So i am totally off here, where am i going wrong?????

edit - do you do this -----> 0.15t^2 + 20t = 30t - 20

0.15t^2 - 10t + 20 = 0..... solve for t and then sub that in for both equations and the S will be the same right?

I did, s = vt + 1/2at^2

Sp = 20t + 0.15t^2

Sq = 30t - 20

If they do collide one of their times will have to equal one another..... so just solve the equation really

Sq----> 30t - 20 = 0.....t = 2/3

Sp-----> 0.15t^2+20t = 0.... t(0.15t -20)...... t = 0 and t = 133s

So i am totally off here, where am i going wrong?????

edit - do you do this -----> 0.15t^2 + 20t = 30t - 20

0.15t^2 - 10t + 20 = 0..... solve for t and then sub that in for both equations and the S will be the same right?

first of all i think the equation is actually

s=vt-1/2at^2 (don't hold me to that though), (Edit- just looked and you have used u intead in the first equation so it doesn't matter)

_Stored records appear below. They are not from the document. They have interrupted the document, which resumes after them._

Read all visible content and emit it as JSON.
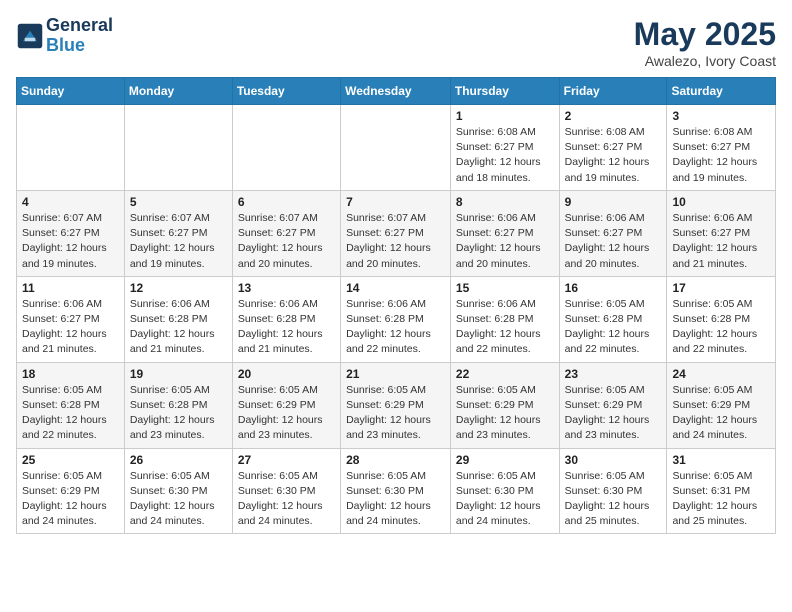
{
  "logo": {
    "line1": "General",
    "line2": "Blue"
  },
  "title": "May 2025",
  "location": "Awalezo, Ivory Coast",
  "days_of_week": [
    "Sunday",
    "Monday",
    "Tuesday",
    "Wednesday",
    "Thursday",
    "Friday",
    "Saturday"
  ],
  "weeks": [
    [
      {
        "day": "",
        "info": ""
      },
      {
        "day": "",
        "info": ""
      },
      {
        "day": "",
        "info": ""
      },
      {
        "day": "",
        "info": ""
      },
      {
        "day": "1",
        "info": "Sunrise: 6:08 AM\nSunset: 6:27 PM\nDaylight: 12 hours and 18 minutes."
      },
      {
        "day": "2",
        "info": "Sunrise: 6:08 AM\nSunset: 6:27 PM\nDaylight: 12 hours and 19 minutes."
      },
      {
        "day": "3",
        "info": "Sunrise: 6:08 AM\nSunset: 6:27 PM\nDaylight: 12 hours and 19 minutes."
      }
    ],
    [
      {
        "day": "4",
        "info": "Sunrise: 6:07 AM\nSunset: 6:27 PM\nDaylight: 12 hours and 19 minutes."
      },
      {
        "day": "5",
        "info": "Sunrise: 6:07 AM\nSunset: 6:27 PM\nDaylight: 12 hours and 19 minutes."
      },
      {
        "day": "6",
        "info": "Sunrise: 6:07 AM\nSunset: 6:27 PM\nDaylight: 12 hours and 20 minutes."
      },
      {
        "day": "7",
        "info": "Sunrise: 6:07 AM\nSunset: 6:27 PM\nDaylight: 12 hours and 20 minutes."
      },
      {
        "day": "8",
        "info": "Sunrise: 6:06 AM\nSunset: 6:27 PM\nDaylight: 12 hours and 20 minutes."
      },
      {
        "day": "9",
        "info": "Sunrise: 6:06 AM\nSunset: 6:27 PM\nDaylight: 12 hours and 20 minutes."
      },
      {
        "day": "10",
        "info": "Sunrise: 6:06 AM\nSunset: 6:27 PM\nDaylight: 12 hours and 21 minutes."
      }
    ],
    [
      {
        "day": "11",
        "info": "Sunrise: 6:06 AM\nSunset: 6:27 PM\nDaylight: 12 hours and 21 minutes."
      },
      {
        "day": "12",
        "info": "Sunrise: 6:06 AM\nSunset: 6:28 PM\nDaylight: 12 hours and 21 minutes."
      },
      {
        "day": "13",
        "info": "Sunrise: 6:06 AM\nSunset: 6:28 PM\nDaylight: 12 hours and 21 minutes."
      },
      {
        "day": "14",
        "info": "Sunrise: 6:06 AM\nSunset: 6:28 PM\nDaylight: 12 hours and 22 minutes."
      },
      {
        "day": "15",
        "info": "Sunrise: 6:06 AM\nSunset: 6:28 PM\nDaylight: 12 hours and 22 minutes."
      },
      {
        "day": "16",
        "info": "Sunrise: 6:05 AM\nSunset: 6:28 PM\nDaylight: 12 hours and 22 minutes."
      },
      {
        "day": "17",
        "info": "Sunrise: 6:05 AM\nSunset: 6:28 PM\nDaylight: 12 hours and 22 minutes."
      }
    ],
    [
      {
        "day": "18",
        "info": "Sunrise: 6:05 AM\nSunset: 6:28 PM\nDaylight: 12 hours and 22 minutes."
      },
      {
        "day": "19",
        "info": "Sunrise: 6:05 AM\nSunset: 6:28 PM\nDaylight: 12 hours and 23 minutes."
      },
      {
        "day": "20",
        "info": "Sunrise: 6:05 AM\nSunset: 6:29 PM\nDaylight: 12 hours and 23 minutes."
      },
      {
        "day": "21",
        "info": "Sunrise: 6:05 AM\nSunset: 6:29 PM\nDaylight: 12 hours and 23 minutes."
      },
      {
        "day": "22",
        "info": "Sunrise: 6:05 AM\nSunset: 6:29 PM\nDaylight: 12 hours and 23 minutes."
      },
      {
        "day": "23",
        "info": "Sunrise: 6:05 AM\nSunset: 6:29 PM\nDaylight: 12 hours and 23 minutes."
      },
      {
        "day": "24",
        "info": "Sunrise: 6:05 AM\nSunset: 6:29 PM\nDaylight: 12 hours and 24 minutes."
      }
    ],
    [
      {
        "day": "25",
        "info": "Sunrise: 6:05 AM\nSunset: 6:29 PM\nDaylight: 12 hours and 24 minutes."
      },
      {
        "day": "26",
        "info": "Sunrise: 6:05 AM\nSunset: 6:30 PM\nDaylight: 12 hours and 24 minutes."
      },
      {
        "day": "27",
        "info": "Sunrise: 6:05 AM\nSunset: 6:30 PM\nDaylight: 12 hours and 24 minutes."
      },
      {
        "day": "28",
        "info": "Sunrise: 6:05 AM\nSunset: 6:30 PM\nDaylight: 12 hours and 24 minutes."
      },
      {
        "day": "29",
        "info": "Sunrise: 6:05 AM\nSunset: 6:30 PM\nDaylight: 12 hours and 24 minutes."
      },
      {
        "day": "30",
        "info": "Sunrise: 6:05 AM\nSunset: 6:30 PM\nDaylight: 12 hours and 25 minutes."
      },
      {
        "day": "31",
        "info": "Sunrise: 6:05 AM\nSunset: 6:31 PM\nDaylight: 12 hours and 25 minutes."
      }
    ]
  ]
}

then the edit is right, solve that equation for t and then because your values of s had to be equal (because you equated them) the t's will be the same for both.

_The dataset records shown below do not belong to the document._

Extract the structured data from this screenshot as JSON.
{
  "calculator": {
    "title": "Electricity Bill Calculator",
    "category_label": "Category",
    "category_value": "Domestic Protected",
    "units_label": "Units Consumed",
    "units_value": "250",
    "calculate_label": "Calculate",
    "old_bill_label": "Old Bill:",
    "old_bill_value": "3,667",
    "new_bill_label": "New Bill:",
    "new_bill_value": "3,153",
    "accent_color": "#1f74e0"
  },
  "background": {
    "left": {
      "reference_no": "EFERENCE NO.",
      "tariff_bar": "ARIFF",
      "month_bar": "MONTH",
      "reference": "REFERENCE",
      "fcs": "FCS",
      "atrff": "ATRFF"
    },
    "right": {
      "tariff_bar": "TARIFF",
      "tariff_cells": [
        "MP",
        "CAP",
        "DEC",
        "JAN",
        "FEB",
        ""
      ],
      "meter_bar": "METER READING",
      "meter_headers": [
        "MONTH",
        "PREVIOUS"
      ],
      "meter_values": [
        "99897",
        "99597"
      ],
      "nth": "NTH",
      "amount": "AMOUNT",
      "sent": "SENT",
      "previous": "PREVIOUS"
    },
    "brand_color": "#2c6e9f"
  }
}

(if in doubt just stick t back in both your equations and then see if you get the same answers)

You can do this question logically to be true...

In the first second for the bus,

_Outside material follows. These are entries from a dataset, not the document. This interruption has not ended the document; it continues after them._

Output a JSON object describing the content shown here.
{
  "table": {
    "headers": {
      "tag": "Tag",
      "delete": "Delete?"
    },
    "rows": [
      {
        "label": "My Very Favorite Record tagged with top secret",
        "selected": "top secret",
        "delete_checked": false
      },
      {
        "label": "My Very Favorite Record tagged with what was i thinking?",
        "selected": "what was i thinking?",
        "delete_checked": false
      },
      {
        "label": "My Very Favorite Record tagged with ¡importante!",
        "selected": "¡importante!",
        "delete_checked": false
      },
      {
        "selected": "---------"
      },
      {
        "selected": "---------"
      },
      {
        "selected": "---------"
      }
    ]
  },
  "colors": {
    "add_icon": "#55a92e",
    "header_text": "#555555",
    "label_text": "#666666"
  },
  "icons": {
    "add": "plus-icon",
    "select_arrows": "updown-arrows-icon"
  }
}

a = (v-u)/t => 1.5 = v - 0 / 1 => v = 1.5m/s

v = d/t => 1.5m = d

The bus is 2 meters ahead of the girl => Total distance = 2+1.5 = 3.5

In the case of the first second for a girl,

v = d/t => 7 = d => The girl will catch the bus before t=1

In the first second for the bus,

a = (v-u)/t => 1.5 = v - 0 / 1 => v = 1.5m/s

v = d/t => 1.5m = d

The bus is 2 meters ahead of the girl => Total distance = 2+1.5 = 3.5

In the case of the first second for a girl,

v = d/t => 7 = d => The girl will catch the bus before t=1

- Urgent mechanics help please
- A level maths mechanics question (1)
- A-Level Physics Mechanics help - "tennis ball"
- AS Level Maths Mechanics Question
- SUVAT Equations help- A Level Maths Mechanics
- A level math (Mechanics)
- Mechanics help
- A level mechanics question
- As mechanics question
- Help with mechanics please
- FM1 - Direction of impulse when there is a collision between two particles
- A1/A2 Mechanics - Pulleys MadasMaths Question
- Physics question
- Why is the acceleration negative not positive?
- AQA AS Maths Paper 1 [16th May 2024] Discussion
- A Level Mechanics.
- Quatum Mechanics Primer Isaac Physics
- I don’t understand this question
- Mastering Mechanics SUVAT
- how to solve this mechanics question

Latest

Trending

Last reply 3 days ago

can someone please explain what principle domain is and why the answer is a not c?Maths

0

13